> [Directions for this task]:
Would you restate the entries below exactly, keeping every line?

> [Data shown]:

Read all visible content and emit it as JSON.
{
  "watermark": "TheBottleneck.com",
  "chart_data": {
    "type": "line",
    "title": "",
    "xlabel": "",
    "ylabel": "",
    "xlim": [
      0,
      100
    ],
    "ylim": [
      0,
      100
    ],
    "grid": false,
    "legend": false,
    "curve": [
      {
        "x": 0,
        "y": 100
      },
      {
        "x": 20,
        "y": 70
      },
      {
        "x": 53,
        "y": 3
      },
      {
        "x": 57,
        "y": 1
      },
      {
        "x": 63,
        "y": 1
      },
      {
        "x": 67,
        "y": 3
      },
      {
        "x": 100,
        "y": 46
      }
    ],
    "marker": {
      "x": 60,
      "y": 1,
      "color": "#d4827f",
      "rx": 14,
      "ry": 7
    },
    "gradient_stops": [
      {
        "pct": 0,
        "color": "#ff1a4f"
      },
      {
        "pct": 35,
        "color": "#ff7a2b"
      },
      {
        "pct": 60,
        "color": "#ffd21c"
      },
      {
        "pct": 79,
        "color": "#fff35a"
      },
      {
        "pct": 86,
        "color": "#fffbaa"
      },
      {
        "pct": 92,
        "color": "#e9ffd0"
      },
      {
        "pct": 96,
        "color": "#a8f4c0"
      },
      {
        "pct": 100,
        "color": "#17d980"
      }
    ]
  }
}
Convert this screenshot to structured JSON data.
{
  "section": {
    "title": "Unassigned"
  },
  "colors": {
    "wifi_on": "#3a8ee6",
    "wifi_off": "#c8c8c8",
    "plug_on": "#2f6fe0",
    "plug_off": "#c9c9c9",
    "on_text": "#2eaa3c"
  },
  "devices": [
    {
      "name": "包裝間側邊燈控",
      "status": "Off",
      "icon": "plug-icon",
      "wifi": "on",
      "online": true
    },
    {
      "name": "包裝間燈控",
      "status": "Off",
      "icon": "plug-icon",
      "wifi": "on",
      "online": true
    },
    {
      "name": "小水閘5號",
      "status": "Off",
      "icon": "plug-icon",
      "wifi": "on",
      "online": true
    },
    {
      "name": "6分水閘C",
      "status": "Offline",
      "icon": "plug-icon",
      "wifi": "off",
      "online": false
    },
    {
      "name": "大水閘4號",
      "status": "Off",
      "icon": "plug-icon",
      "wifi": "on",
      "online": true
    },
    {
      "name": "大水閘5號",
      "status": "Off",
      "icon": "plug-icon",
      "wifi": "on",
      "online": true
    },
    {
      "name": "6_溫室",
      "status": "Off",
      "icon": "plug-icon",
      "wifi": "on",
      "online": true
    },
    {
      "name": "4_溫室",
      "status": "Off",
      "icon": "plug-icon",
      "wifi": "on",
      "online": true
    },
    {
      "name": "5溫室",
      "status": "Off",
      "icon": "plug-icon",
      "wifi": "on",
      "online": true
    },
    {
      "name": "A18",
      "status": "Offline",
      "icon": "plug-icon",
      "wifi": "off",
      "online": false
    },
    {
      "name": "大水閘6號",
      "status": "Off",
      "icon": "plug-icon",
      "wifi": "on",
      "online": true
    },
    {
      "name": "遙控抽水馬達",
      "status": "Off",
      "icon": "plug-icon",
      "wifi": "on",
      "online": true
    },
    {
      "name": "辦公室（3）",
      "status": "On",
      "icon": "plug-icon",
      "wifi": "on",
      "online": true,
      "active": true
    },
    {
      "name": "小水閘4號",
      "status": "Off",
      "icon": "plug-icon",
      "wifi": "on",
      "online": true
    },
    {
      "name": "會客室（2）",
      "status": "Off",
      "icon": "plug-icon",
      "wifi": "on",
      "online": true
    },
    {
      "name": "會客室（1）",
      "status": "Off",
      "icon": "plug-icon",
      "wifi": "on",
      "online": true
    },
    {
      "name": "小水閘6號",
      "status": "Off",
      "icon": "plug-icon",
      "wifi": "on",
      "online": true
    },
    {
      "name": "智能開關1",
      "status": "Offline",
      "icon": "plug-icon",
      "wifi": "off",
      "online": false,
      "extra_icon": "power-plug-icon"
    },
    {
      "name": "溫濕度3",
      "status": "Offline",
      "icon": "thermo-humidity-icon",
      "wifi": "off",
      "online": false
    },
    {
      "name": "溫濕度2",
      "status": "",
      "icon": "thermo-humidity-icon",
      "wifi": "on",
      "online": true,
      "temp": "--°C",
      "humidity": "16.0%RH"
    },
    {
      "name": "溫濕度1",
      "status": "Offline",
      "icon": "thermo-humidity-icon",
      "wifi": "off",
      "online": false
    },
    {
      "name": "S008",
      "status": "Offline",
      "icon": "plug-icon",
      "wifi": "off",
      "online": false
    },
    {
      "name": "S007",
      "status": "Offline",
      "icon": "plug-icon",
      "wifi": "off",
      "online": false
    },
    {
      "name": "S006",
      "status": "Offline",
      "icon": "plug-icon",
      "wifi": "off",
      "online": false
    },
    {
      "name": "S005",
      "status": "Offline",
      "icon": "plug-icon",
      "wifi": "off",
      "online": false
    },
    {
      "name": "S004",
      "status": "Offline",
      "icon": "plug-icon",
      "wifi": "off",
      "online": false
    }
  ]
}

> [The answer]:
Read all visible content and emit it as JSON.
{
  "watermark": "TheBottleneck.com",
  "chart_data": {
    "type": "line",
    "title": "",
    "xlabel": "",
    "ylabel": "",
    "xlim": [
      0,
      100
    ],
    "ylim": [
      0,
      100
    ],
    "grid": false,
    "legend": false,
    "curve": [
      {
        "x": 0,
        "y": 100
      },
      {
        "x": 20,
        "y": 70
      },
      {
        "x": 53,
        "y": 3
      },
      {
        "x": 57,
        "y": 1
      },
      {
        "x": 63,
        "y": 1
      },
      {
        "x": 67,
        "y": 3
      },
      {
        "x": 100,
        "y": 46
      }
    ],
    "marker": {
      "x": 60,
      "y": 1,
      "color": "#d4827f",
      "rx": 14,
      "ry": 7
    },
    "gradient_stops": [
      {
        "pct": 0,
        "color": "#ff1a4f"
      },
      {
        "pct": 35,
        "color": "#ff7a2b"
      },
      {
        "pct": 60,
        "color": "#ffd21c"
      },
      {
        "pct": 79,
        "color": "#fff35a"
      },
      {
        "pct": 86,
        "color": "#fffbaa"
      },
      {
        "pct": 92,
        "color": "#e9ffd0"
      },
      {
        "pct": 96,
        "color": "#a8f4c0"
      },
      {
        "pct": 100,
        "color": "#17d980"
      }
    ]
  }
}
Convert this screenshot to structured JSON data.
{
  "section": {
    "title": "Unassigned"
  },
  "colors": {
    "wifi_on": "#3a8ee6",
    "wifi_off": "#c8c8c8",
    "plug_on": "#2f6fe0",
    "plug_off": "#c9c9c9",
    "on_text": "#2eaa3c"
  },
  "devices": [
    {
      "name": "包裝間側邊燈控",
      "status": "Off",
      "icon": "plug-icon",
      "wifi": "on",
      "online": true
    },
    {
      "name": "包裝間燈控",
      "status": "Off",
      "icon": "plug-icon",
      "wifi": "on",
      "online": true
    },
    {
      "name": "小水閘5號",
      "status": "Off",
      "icon": "plug-icon",
      "wifi": "on",
      "online": true
    },
    {
      "name": "6分水閘C",
      "status": "Offline",
      "icon": "plug-icon",
      "wifi": "off",
      "online": false
    },
    {
      "name": "大水閘4號",
      "status": "Off",
      "icon": "plug-icon",
      "wifi": "on",
      "online": true
    },
    {
      "name": "大水閘5號",
      "status": "Off",
      "icon": "plug-icon",
      "wifi": "on",
      "online": true
    },
    {
      "name": "6_溫室",
      "status": "Off",
      "icon": "plug-icon",
      "wifi": "on",
      "online": true
    },
    {
      "name": "4_溫室",
      "status": "Off",
      "icon": "plug-icon",
      "wifi": "on",
      "online": true
    },
    {
      "name": "5溫室",
      "status": "Off",
      "icon": "plug-icon",
      "wifi": "on",
      "online": true
    },
    {
      "name": "A18",
      "status": "Offline",
      "icon": "plug-icon",
      "wifi": "off",
      "online": false
    },
    {
      "name": "大水閘6號",
      "status": "Off",
      "icon": "plug-icon",
      "wifi": "on",
      "online": true
    },
    {
      "name": "遙控抽水馬達",
      "status": "Off",
      "icon": "plug-icon",
      "wifi": "on",
      "online": true
    },
    {
      "name": "辦公室（3）",
      "status": "On",
      "icon": "plug-icon",
      "wifi": "on",
      "online": true,
      "active": true
    },
    {
      "name": "小水閘4號",
      "status": "Off",
      "icon": "plug-icon",
      "wifi": "on",
      "online": true
    },
    {
      "name": "會客室（2）",
      "status": "Off",
      "icon": "plug-icon",
      "wifi": "on",
      "online": true
    },
    {
      "name": "會客室（1）",
      "status": "Off",
      "icon": "plug-icon",
      "wifi": "on",
      "online": true
    },
    {
      "name": "小水閘6號",
      "status": "Off",
      "icon": "plug-icon",
      "wifi": "on",
      "online": true
    },
    {
      "name": "智能開關1",
      "status": "Offline",
      "icon": "plug-icon",
      "wifi": "off",
      "online": false,
      "extra_icon": "power-plug-icon"
    },
    {
      "name": "溫濕度3",
      "status": "Offline",
      "icon": "thermo-humidity-icon",
      "wifi": "off",
      "online": false
    },
    {
      "name": "溫濕度2",
      "status": "",
      "icon": "thermo-humidity-icon",
      "wifi": "on",
      "online": true,
      "temp": "--°C",
      "humidity": "16.0%RH"
    },
    {
      "name": "溫濕度1",
      "status": "Offline",
      "icon": "thermo-humidity-icon",
      "wifi": "off",
      "online": false
    },
    {
      "name": "S008",
      "status": "Offline",
      "icon": "plug-icon",
      "wifi": "off",
      "online": false
    },
    {
      "name": "S007",
      "status": "Offline",
      "icon": "plug-icon",
      "wifi": "off",
      "online": false
    },
    {
      "name": "S006",
      "status": "Offline",
      "icon": "plug-icon",
      "wifi": "off",
      "online": false
    },
    {
      "name": "S005",
      "status": "Offline",
      "icon": "plug-icon",
      "wifi": "off",
      "online": false
    },
    {
      "name": "S004",
      "status": "Offline",
      "icon": "plug-icon",
      "wifi": "off",
      "online": false
    }
  ]
}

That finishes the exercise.